I’ve really left those of you who have followed me just hanging. It’s been a strange few months and I have been preoccupied with thinking about where I want my life to go. I have retirement coming up and that involves a lot of care and “pre-thought”… I told a friend, it’s like stepping off a cliff! But in the end, you can only do so much planning and the rest has to be left up to God.

I used to be a very bad worrier, always “projecting” the worse thing that could happen. I’m better now than I used to be, but I still find myself all wrapped up in my thoughts and problems and I don’t think about others. In my mind I’m seeing the worst possible scenario and fighting my emotional reactions to them. When Joe was first diagnosed, I almost had an emotional breakdown when I drove past a cemetery and my thought was that I didn’t even have enough money to bury him when he died. He lived sixteen years after that day, so I didn’t have to worry, God knew the future and I didn’t.

Somewhere in those sixteen years, Matthew 6:25-34 became real to me. God knows the future, He knows my situation and He is in control.
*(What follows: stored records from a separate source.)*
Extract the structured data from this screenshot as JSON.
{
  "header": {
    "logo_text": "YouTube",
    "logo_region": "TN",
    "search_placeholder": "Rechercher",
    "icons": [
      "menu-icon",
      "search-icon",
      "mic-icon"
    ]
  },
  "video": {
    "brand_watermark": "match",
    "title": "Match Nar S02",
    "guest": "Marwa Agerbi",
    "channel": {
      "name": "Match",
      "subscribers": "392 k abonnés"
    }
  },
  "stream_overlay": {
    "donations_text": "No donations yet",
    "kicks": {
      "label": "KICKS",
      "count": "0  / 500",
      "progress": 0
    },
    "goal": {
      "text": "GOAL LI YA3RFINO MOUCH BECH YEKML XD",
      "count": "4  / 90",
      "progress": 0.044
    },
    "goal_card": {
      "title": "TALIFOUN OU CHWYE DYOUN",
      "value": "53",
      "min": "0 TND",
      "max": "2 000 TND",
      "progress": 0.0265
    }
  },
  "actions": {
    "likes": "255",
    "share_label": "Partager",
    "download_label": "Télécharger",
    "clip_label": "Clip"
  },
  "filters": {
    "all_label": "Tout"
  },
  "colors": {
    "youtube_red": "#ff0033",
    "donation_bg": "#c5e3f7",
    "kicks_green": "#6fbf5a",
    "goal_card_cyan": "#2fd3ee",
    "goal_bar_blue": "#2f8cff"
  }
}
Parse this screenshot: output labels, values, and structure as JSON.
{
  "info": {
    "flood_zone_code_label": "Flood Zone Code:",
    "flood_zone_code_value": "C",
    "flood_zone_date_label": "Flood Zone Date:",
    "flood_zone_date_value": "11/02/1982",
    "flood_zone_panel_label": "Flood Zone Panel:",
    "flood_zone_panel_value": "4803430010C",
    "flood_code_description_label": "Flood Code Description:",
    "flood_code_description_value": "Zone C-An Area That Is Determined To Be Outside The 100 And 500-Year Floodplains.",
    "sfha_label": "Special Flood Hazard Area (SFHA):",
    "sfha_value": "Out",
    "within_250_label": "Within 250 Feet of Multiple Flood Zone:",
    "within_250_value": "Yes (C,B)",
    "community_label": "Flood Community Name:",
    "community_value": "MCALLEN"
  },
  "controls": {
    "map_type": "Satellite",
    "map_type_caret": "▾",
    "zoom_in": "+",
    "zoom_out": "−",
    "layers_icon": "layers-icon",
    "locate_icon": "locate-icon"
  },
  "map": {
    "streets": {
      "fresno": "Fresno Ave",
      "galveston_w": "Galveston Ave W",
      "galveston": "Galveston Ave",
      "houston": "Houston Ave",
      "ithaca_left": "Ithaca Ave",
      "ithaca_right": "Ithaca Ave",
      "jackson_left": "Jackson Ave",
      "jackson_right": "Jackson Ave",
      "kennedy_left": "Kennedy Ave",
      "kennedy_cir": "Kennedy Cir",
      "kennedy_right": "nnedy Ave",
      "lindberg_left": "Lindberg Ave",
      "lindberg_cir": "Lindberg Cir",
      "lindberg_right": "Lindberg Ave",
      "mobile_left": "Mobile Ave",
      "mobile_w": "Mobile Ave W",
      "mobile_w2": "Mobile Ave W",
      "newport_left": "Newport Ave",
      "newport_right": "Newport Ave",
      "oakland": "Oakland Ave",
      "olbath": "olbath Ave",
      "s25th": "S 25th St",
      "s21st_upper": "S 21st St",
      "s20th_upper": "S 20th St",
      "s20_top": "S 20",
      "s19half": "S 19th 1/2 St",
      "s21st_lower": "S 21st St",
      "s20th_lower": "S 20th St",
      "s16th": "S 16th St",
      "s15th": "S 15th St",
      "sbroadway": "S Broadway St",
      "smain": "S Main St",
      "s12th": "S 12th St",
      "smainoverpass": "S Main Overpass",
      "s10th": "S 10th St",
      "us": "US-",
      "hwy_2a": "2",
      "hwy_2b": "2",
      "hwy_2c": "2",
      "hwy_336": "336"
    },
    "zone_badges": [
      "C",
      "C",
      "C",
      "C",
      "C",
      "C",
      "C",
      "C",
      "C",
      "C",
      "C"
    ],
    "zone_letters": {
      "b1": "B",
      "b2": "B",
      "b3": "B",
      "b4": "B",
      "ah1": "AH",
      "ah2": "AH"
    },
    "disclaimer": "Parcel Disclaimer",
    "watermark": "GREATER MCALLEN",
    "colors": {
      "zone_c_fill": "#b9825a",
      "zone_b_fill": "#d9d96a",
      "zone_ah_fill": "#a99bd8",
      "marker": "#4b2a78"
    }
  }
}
I would read these words and stand on the promise. He never let me down. I’ve fallen away from this a bit and I’ve resolved to keep these passages in mind when I’m tempted to worry about my future. Look them up the next time you feel a good worry coming on.

Wisdom and the Rest of the Prayer.

Whenever I hear the word wisdom, I think of King Solomon. He was supposed to have prayed for wisdom and also received it. In the context of this prayer, we are asking for wisdom to know the difference. The difference between acceptance and change, and when we should do either one.

I don’t think I’m a very wise person. In fact, I look back and some of the things that I have done are really stupid. I wonder where my brain was when I decided those things. But praying for wisdom; that’s just a step up. We are coming to the Lord and saying we don’t know what we should do and asking Him to help us. We have to be humble to ask this.

To be humble is to admit that you are not a good judge of a situation. Perhaps you are too close to the situation to determine what should happen. To be humble you need to acknowledge that you are not in control. To be humble you need to have a peace about letting God have control. To be humble to listen to the Lord and do as He tells you.

He may speak to you through the scriptures, or perhaps a good friend who you trust. Always seek counseling with others because you may be too close to the situation to make a good decision.

The rest of this prayer is about humility. Living only one day at a time; which is all the that Lord has promised us. Enjoying what is happening now; not letting the past or future ruin what joy there is in a day. Accepting any hardship, knowing that the Lord will get us though it. Doing what the Lord would have us do because blessings will always come with following the Lord.

This whole prayer is one that can help you live your life. It encompasses living in the Lord in a few sentences. Since doing this blog about the Serenity Prayer I think that I will have to take it more to heart then I’ve done in the recent past. I’ve reminded myself why I used to pray this a lot. I don’t have Joe to take care of anymore, but this prayer is too good to set aside.